My rating: 4 of 5 stars
I’ve enjoyed everything else by Mary Roach I’ve read—she tends to focus on the unsung heroes of science, the ones that explore the weird niches that are either not glamorous enough for media attention (Packing for Mars: The Curious Science of Life in the Void) or that explore areas affected by societal taboos (Stiff: The Curious Lives of Human Cadavers, Bonk: The Curious Coupling of Science and Sex, this one).
If you’re looking for the basics of how the human digestive tract works, I have an MCAT prep CD I can lend you. Seriously, this isn’t the book if all you want are the basic facts, although it’s hard to discuss a guy with flammable burps without mentioning the pyloric sphincter, or what creates flatulence without touching chemistry, or how crispiness works without physics.

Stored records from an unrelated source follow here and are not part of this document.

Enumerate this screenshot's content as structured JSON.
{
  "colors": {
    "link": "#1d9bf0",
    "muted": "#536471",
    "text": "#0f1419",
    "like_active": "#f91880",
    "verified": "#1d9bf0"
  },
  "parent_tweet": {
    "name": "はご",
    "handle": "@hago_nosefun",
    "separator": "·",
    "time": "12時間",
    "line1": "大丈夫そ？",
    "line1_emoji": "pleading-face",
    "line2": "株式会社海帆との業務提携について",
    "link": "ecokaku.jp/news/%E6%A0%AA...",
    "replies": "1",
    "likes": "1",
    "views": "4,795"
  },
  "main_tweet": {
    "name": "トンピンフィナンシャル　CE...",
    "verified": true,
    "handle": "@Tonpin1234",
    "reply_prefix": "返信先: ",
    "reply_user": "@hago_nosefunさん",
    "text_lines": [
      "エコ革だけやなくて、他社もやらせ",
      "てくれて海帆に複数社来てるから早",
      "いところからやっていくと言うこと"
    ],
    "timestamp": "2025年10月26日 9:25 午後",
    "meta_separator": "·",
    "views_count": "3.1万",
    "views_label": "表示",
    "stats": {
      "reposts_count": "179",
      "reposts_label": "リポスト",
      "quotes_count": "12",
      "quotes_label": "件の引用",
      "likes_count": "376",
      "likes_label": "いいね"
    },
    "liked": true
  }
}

So yes, there is science here, but it’s mostly not the bare-bones informative stuff I half expected (I’m not sure why, I’ve read the books listed above and I should know better). This is really a narrative about people researching things that are, sometimes, insanely important but which don’t have the appeal or funding potential of diseases like cancer. (Fecal transplants are included in this book. I’m so happy, they’re amazing. Can’t believe they’ve been around for so long and are only now getting FDA attention.)
The narrative keeps from being disjointed by moving steadily downward through the body, starting with taste, which is primarily olfaction, and then on to digestion (sorry esophagus! Although I’m not complaining that vomiting didn’t get a whole chapter) and then on to the really good bits, which all happen below the small intestine and appeal to my less-than-inner five-year-old.
Considering that I stopped to eat a delicious crisp Asian pear halfway through (coincidentally after the section on crispiness), the ick factor is minimal. But I do like poking organs, so, well.
Roach spends a fair bit of time trying to undercut the grossness. I will say now that reading about this stuff doesn’t bother me at all, although sensitive nose = keep it away and also I don’t want to be around other people’s bodily fluids, generally speaking. Anyway, the frequent almost-apologizing for the topic is about the only thing that got to me in ‘Bonk,’ and it takes on a different tone here: she alternates between an academic tone and casual banter. There are a lot of silly jokes, which are indeed fun—Roach is a fun writer—but occasionally they feel out of place, and the balance between the science and the humor is sometimes tenuous.
People are reading this book because they want to, so I wish she wouldn’t try as hard to commiserate on the ‘ew this is gross’ stuff; it works when she mentions that Dr. Nichopoulous’ daughter must think they’re weird, shooting the breeze about Elvis’ bowel issues, and less well when it’s just an aside to the reader. Hey, I’m here because I think this is awesome, too! And also I would like those Mylar pantaloons. I wish the book came with image plates of some of the stuff described, they’re on a whole other level of ‘want.’
Oh, and one more note: Roach does a really nice job of bringing up pseudoscience. Especially with all the crap (ha, ha) floating around on the Internet, it’s important to get your science from actual scientists. Old ideas on fixing things like removing bits of healthy colon and then galvanizing come up, as well as more modern nostrums such as probiotics (the label is dumb, and also placebo effect). So that’s awesome too. It’s garbage science spread around by celebrities that’s increasing infant mortality rates in the US and UK (ever heard of herd immunity?) so we could use more popular books that call it out.
The scientists who do this work totally deserve more attention than they get, and massive kudos to Roach for dedicating a book to them. One of her best qualities is taking on seemingly weird subjects and revealing, instead, that they’re important to all of us, not just money-draining curiosities.